» **Work to be completed**: All lines of the data shown below should be output exactly as they stand.

» **Input records**:
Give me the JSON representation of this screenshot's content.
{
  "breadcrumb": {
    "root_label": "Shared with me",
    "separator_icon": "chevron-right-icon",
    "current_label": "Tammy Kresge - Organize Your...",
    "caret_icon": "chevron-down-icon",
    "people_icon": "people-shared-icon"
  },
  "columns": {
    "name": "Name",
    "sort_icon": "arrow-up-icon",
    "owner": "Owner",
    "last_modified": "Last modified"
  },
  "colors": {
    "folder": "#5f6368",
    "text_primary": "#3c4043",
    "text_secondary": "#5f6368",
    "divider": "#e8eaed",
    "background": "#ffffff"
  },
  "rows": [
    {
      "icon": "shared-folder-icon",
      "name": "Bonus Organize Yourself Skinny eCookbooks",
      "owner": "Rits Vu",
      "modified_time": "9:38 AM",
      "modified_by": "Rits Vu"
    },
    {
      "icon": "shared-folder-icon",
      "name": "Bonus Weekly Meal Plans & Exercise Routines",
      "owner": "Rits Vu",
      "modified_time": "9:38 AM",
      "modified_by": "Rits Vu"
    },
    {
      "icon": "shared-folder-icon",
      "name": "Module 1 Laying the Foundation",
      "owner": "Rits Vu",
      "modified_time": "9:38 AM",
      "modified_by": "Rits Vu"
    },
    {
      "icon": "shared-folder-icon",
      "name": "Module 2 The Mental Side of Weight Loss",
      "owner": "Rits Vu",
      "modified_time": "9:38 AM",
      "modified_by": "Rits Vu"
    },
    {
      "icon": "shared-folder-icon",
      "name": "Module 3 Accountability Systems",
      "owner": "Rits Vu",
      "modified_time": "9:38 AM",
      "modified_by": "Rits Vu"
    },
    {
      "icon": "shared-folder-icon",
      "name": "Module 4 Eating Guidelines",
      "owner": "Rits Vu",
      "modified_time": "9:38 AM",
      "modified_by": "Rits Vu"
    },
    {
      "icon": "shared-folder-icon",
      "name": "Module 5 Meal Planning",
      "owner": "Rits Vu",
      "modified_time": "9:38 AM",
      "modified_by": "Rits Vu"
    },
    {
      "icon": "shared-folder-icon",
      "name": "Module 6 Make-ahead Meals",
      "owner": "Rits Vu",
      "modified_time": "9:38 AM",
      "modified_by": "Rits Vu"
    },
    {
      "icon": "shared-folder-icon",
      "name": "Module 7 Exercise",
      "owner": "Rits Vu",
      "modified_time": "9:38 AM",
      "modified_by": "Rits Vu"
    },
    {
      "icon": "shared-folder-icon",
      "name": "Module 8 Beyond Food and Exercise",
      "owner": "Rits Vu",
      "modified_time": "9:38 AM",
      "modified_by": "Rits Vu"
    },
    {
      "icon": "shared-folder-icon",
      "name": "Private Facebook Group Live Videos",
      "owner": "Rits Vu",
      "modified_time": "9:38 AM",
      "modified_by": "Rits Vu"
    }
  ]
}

» **Task output**:
Give me the JSON representation of this screenshot's content.
{
  "breadcrumb": {
    "root_label": "Shared with me",
    "separator_icon": "chevron-right-icon",
    "current_label": "Tammy Kresge - Organize Your...",
    "caret_icon": "chevron-down-icon",
    "people_icon": "people-shared-icon"
  },
  "columns": {
    "name": "Name",
    "sort_icon": "arrow-up-icon",
    "owner": "Owner",
    "last_modified": "Last modified"
  },
  "colors": {
    "folder": "#5f6368",
    "text_primary": "#3c4043",
    "text_secondary": "#5f6368",
    "divider": "#e8eaed",
    "background": "#ffffff"
  },
  "rows": [
    {
      "icon": "shared-folder-icon",
      "name": "Bonus Organize Yourself Skinny eCookbooks",
      "owner": "Rits Vu",
      "modified_time": "9:38 AM",
      "modified_by": "Rits Vu"
    },
    {
      "icon": "shared-folder-icon",
      "name": "Bonus Weekly Meal Plans & Exercise Routines",
      "owner": "Rits Vu",
      "modified_time": "9:38 AM",
      "modified_by": "Rits Vu"
    },
    {
      "icon": "shared-folder-icon",
      "name": "Module 1 Laying the Foundation",
      "owner": "Rits Vu",
      "modified_time": "9:38 AM",
      "modified_by": "Rits Vu"
    },
    {
      "icon": "shared-folder-icon",
      "name": "Module 2 The Mental Side of Weight Loss",
      "owner": "Rits Vu",
      "modified_time": "9:38 AM",
      "modified_by": "Rits Vu"
    },
    {
      "icon": "shared-folder-icon",
      "name": "Module 3 Accountability Systems",
      "owner": "Rits Vu",
      "modified_time": "9:38 AM",
      "modified_by": "Rits Vu"
    },
    {
      "icon": "shared-folder-icon",
      "name": "Module 4 Eating Guidelines",
      "owner": "Rits Vu",
      "modified_time": "9:38 AM",
      "modified_by": "Rits Vu"
    },
    {
      "icon": "shared-folder-icon",
      "name": "Module 5 Meal Planning",
      "owner": "Rits Vu",
      "modified_time": "9:38 AM",
      "modified_by": "Rits Vu"
    },
    {
      "icon": "shared-folder-icon",
      "name": "Module 6 Make-ahead Meals",
      "owner": "Rits Vu",
      "modified_time": "9:38 AM",
      "modified_by": "Rits Vu"
    },
    {
      "icon": "shared-folder-icon",
      "name": "Module 7 Exercise",
      "owner": "Rits Vu",
      "modified_time": "9:38 AM",
      "modified_by": "Rits Vu"
    },
    {
      "icon": "shared-folder-icon",
      "name": "Module 8 Beyond Food and Exercise",
      "owner": "Rits Vu",
      "modified_time": "9:38 AM",
      "modified_by": "Rits Vu"
    },
    {
      "icon": "shared-folder-icon",
      "name": "Private Facebook Group Live Videos",
      "owner": "Rits Vu",
      "modified_time": "9:38 AM",
      "modified_by": "Rits Vu"
    }
  ]
}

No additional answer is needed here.